What hope lies in historical monographs, one wonders, when these are the people who control the gears?
“Ten years ago, a pop star might not have a fragrance that does a hundred and twenty million dollars in business in a year.” He went on, “My job is to make sure a client doesn’t have any ‘what if’s—to make sure, when you look back, you don’t say, ‘What if I had done this? What if I had done that?’” Among Bieber’s other revenue streams: “Never Say Never,” a 2011 movie that Braun produced about Bieber’s life, which was the highest-grossing concert film in U.S. history; a line of watches, backpacks, and singing dolls; a ‘home’ collection that includes comforter sets and shower curtains; and an endorsement deal with Proactiv, a purveyor of acne remedies. All this has made Bieber rich—his annual income is estimated to exceed fifty million dollars—and has given Braun a unique economic power. A big part of a manager’s job, one industry veteran told me, is “getting an artist to say yes to things.”
He cuts a nice figure, my rival. The photo on the first page of Lizzie Widdicombe’s article (“Teen Titan,” September 3, 2012) shows Braun posing nobly before a drum set overlooking the majestic Hollywood hills. His left eyebrow is raised slightly, but the look on his face is dignified, almost Napoleonic. One senses that he knows he commands a vast empire, and that it will continue to grow larger. As of this summer, Universal Music Group named Braun, 31, its first technology “entrepreneur in residence.” According to Lucian Grainge, Universal’s C.E.O., “He understands the entertainment business…. The company likes hits, the fans like hits, and that’s what he’s there to do—make hits. We’re not in the art business.”

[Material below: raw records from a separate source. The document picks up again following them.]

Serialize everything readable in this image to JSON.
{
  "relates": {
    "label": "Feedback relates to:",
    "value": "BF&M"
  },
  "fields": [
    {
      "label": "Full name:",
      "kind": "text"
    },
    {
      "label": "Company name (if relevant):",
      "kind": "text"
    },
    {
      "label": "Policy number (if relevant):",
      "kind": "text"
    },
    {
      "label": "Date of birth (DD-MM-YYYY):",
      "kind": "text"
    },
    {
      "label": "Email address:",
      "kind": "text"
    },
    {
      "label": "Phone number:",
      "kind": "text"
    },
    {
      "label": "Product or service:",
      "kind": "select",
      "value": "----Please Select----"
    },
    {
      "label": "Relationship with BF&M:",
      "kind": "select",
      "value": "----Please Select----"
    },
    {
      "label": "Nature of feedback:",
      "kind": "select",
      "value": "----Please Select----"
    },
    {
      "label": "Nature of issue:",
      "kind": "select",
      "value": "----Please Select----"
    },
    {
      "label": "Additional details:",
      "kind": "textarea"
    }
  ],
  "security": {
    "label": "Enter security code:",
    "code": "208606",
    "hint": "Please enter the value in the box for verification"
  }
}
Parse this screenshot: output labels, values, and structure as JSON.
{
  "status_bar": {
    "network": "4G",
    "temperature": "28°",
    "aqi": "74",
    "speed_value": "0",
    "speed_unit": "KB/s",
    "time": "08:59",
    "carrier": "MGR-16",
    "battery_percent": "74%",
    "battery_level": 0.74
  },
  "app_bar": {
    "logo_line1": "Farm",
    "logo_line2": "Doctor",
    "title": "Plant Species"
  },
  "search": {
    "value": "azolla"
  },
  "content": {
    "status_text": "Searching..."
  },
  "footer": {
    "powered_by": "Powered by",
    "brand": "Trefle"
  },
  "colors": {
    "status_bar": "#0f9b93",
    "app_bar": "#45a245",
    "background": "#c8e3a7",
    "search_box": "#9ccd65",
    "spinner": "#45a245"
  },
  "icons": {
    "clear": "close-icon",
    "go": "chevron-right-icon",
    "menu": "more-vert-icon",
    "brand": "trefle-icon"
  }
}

Envy works in mysterious ways. If I’m to be perfectly honest, I find the dream of wielding this kind of cultural power almost irrepressibly seductive. Even the pools and the palm trees exert a quiet charm I can’t deny. Yet I also recognize Braun and his ilk as The Enemy. His minion army of pop star-entrepreneurs threatens to tarnish and distort nearly everything I hold dear. They are the barbarians who rushed passed the gates long ago, and now we’re at their mercy much as I was on the couch that day.
From where I sat this did not seem like a cognitive distortion. By some curious postmodern logic it seemed there was even something faintly heroic in Braun’s victory. Part of me wanted to congratulate him, to venerate him as the new emperor. What else could I do in my invalid condition but admit defeat?
When confronted with the Biebers and the Brauns of the world, those of us who endeavor to heal this culture because we believe we have some ability to restore health can’t help but feel defeated. Even if we achieve some modest influence, we know our best efforts will likely remain drops in the empty bucket of our desiccated civilization. We are on the losing side of both History and history, everything confirms that; and the prospect of another revolution doesn’t look promising. This, I suspect, is why many of us spend our days treading water in academic spas far away from the mainlines of contemporary popular culture: we are trying to avoid the evidence that the war is over. We want not to think that we’re working in vain.
Los Angeles glistening in the distance, I hobbled up to get a fresh icepack out of the freezer knowing self-indulgence only explains so much.